County Council unveils £18million of cutbacks
County Council is making millions of pounds of cutbacks following
what it calls "massive reductions" in funding from central
Council Leader David Fothergill updated the Full Council on Wednesday
on progress towards finding the £18m of savings required this
said: "We cannot continue running many of our services as we
do now. We cannot afford it."
have lost more than £100m in revenue over the past few years.
We have to change. We have to adapt. We have to live within our
main central Government grant to the County Council for this financial
year is down by around £16m and due to fall by a further £10m
Measures such as better use of technology, better procurement, redesign
of services, contract renegotiations and lower running costs through
sharing services are expected to save £7m this year - with
more to come in future years. This includes £1.5m saved from
the return of services from Southwest One.
Savings are also being planned or delivered in a range of areas,
including reduced spend on agency and temporary staff (£320,000),
having to pay less for less concessionary bus journeys (£1.6m),
efficiencies in the new highways maintenance contract (£400,000),
reduced spend on small scale flood mitigation schemes (£140,000),
providing more mental health accommodation in mainstream accommodation
(£500,000), the withdrawal of Saturday Park and Ride services
in Taunton (£50,000), and reducing costs of childrens
As well as this, the council says Learning Disability placements
and support packages are being reviewed to make sure they are focused
on helping people to be independent in their own homes and communities
eligible needs will be met, and some are likely to be met in different
ways at less cost. This work aims to provide better outcomes while
spending less. It will also look to make sure that the Council is
paying the same as regional counterparts for placements and support.

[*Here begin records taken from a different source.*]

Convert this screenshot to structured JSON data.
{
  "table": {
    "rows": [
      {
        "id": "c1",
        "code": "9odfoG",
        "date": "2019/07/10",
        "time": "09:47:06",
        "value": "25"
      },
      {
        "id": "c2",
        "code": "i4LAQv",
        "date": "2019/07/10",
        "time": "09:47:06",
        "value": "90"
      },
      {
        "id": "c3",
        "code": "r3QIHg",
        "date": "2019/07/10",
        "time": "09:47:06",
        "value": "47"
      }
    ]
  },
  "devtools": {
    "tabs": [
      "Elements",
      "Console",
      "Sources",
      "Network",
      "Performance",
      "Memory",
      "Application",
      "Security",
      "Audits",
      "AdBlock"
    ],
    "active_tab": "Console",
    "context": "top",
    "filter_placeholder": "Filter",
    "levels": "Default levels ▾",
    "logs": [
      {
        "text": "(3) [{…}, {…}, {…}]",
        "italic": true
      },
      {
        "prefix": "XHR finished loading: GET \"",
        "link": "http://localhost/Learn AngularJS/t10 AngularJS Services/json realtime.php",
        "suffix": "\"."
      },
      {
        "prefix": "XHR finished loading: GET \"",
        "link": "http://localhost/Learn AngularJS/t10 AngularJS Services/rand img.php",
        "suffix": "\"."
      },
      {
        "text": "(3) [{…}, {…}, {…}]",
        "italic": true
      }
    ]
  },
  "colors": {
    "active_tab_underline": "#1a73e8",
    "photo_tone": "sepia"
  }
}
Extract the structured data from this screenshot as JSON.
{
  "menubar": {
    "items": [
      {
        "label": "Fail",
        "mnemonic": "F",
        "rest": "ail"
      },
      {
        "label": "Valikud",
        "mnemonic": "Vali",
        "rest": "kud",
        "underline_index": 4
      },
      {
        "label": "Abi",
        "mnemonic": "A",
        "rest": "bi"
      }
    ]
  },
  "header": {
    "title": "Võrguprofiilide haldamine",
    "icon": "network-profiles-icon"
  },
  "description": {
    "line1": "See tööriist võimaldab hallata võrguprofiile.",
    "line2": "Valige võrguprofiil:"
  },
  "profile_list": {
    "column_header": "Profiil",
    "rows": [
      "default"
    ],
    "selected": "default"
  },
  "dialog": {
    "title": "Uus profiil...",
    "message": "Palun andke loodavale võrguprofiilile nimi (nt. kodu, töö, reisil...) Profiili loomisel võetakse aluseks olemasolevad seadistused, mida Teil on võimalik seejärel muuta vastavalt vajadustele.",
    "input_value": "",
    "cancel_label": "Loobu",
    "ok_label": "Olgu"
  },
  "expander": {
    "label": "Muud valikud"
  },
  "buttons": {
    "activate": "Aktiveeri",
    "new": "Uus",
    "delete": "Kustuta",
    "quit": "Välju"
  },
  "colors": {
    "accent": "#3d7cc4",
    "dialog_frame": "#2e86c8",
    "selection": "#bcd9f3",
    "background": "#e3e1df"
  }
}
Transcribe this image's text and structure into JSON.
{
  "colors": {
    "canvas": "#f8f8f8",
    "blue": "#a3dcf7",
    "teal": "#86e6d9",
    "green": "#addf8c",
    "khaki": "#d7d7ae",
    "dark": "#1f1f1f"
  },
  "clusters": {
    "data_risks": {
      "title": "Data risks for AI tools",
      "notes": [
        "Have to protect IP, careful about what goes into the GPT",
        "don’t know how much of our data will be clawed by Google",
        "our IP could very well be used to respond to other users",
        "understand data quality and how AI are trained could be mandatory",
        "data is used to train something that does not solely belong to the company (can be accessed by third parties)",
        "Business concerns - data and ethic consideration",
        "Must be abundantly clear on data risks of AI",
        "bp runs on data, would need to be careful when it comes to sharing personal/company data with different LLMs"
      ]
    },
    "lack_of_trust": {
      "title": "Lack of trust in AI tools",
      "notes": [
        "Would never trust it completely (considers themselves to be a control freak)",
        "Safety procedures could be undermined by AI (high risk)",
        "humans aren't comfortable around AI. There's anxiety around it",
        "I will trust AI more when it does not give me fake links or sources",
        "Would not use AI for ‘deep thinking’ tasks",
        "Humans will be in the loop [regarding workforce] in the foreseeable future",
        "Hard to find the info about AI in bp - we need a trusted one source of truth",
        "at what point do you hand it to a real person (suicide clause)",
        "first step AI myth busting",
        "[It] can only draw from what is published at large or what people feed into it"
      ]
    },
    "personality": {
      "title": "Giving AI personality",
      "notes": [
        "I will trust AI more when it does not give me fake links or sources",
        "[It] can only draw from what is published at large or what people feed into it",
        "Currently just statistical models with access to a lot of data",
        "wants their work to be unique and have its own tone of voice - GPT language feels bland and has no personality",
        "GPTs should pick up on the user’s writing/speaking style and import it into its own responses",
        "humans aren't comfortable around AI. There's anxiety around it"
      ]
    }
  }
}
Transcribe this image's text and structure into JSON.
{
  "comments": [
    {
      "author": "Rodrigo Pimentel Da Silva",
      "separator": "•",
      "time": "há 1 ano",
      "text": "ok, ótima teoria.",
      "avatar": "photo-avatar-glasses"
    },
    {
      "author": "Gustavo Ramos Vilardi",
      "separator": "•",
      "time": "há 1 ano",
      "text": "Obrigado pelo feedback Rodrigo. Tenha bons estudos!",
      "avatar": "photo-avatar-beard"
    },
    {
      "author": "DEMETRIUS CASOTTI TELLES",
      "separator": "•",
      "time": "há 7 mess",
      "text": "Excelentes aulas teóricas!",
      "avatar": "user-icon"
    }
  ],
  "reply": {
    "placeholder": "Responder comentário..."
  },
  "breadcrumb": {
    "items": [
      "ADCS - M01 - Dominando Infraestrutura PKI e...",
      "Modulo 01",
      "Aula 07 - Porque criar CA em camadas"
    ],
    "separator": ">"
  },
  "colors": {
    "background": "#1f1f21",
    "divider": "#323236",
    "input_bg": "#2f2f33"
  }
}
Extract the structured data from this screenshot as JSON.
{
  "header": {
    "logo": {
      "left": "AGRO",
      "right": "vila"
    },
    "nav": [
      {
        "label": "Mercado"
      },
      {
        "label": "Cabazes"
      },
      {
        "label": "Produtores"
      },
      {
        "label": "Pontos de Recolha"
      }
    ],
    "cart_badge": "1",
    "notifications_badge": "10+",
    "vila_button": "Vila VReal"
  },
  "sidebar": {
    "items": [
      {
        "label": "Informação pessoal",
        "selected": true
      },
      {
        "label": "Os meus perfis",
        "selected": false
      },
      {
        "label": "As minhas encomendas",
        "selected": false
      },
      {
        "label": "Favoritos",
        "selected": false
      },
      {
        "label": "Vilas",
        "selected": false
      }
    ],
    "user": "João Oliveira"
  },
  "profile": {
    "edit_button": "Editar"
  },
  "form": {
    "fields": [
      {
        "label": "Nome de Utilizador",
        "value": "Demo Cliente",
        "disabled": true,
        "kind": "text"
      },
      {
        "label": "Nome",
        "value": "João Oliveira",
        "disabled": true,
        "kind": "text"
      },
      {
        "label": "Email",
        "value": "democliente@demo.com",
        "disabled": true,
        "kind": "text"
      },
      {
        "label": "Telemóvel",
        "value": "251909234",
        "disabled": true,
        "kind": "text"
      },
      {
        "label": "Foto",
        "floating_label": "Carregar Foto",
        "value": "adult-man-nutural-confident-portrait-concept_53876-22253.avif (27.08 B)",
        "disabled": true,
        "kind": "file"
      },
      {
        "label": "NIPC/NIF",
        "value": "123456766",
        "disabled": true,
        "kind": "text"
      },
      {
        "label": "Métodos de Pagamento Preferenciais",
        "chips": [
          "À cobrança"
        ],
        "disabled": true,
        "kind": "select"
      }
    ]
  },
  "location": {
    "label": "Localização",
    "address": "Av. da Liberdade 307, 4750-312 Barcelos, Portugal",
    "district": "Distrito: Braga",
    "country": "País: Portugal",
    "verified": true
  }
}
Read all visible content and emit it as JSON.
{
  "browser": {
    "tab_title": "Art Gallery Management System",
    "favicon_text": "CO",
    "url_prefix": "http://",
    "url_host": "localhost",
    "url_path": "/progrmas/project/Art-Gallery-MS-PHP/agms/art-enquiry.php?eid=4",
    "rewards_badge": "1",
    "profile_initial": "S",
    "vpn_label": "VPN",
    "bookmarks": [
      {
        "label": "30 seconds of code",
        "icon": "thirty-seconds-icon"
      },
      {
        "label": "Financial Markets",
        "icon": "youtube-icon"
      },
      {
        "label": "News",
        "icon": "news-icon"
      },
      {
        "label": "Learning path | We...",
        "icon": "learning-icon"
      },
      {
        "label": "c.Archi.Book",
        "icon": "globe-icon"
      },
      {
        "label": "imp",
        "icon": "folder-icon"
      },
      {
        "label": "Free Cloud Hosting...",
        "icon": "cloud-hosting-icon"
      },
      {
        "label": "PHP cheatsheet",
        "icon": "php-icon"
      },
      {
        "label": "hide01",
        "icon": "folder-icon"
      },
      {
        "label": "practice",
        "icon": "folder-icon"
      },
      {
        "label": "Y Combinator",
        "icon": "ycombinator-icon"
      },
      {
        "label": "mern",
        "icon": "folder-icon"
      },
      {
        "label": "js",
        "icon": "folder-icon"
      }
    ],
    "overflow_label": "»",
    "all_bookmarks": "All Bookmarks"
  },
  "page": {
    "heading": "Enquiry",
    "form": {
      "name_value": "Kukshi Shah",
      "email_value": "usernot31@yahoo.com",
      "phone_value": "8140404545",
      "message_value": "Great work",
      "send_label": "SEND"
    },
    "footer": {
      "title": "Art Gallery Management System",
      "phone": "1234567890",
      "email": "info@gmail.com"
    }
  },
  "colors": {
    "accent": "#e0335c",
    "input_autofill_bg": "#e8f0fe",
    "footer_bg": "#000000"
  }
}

Together it is anticipated that this review will save around £4.5m.
"We are making progress in what are very difficult times for
local authorities across the country," Cllr Fothergill said
after the meeting.
many cases these savings are coming from further efficiencies, better
contracting and doing things differently."
"In other cases its about giving the right kind of support
and focusing more than ever on what the outcomes are for the people
who receive our services. By looking at the support we provide and
doing things differently, you can do the right thing and spend less
money in many instances."
Around 120 posts have gone from the Council as a result of the savings
so far - many of them through voluntary redundancy and closing vacant
authority is making more use of apprentices where possible and currently
has around 50 in place with plans for a further 40 to join this
At this week's Full Council meeting, Cllr Fothergill also highlighted
forthcoming consultations as the Council looks to redesign library
services and its early help for families.
The library service is developing a three-year plan to manage budget
reductions in a way that minimises impact on services.
will consider the current usage of the network and explore what
roles communities could take in running libraries. Consultation
is expected to take place in the autumn.
Meamwhile, the Councils early help support to families is
currently delivered through a 'getset service'. Proposals, which
the Council expects to start consulting on within the next couple
of months, will seek to create new Family Hubs. These will integrate
health services with other early help and provide more targeted
support to families who need it most through outreach and in community
venues, rather than some of the existing buildings.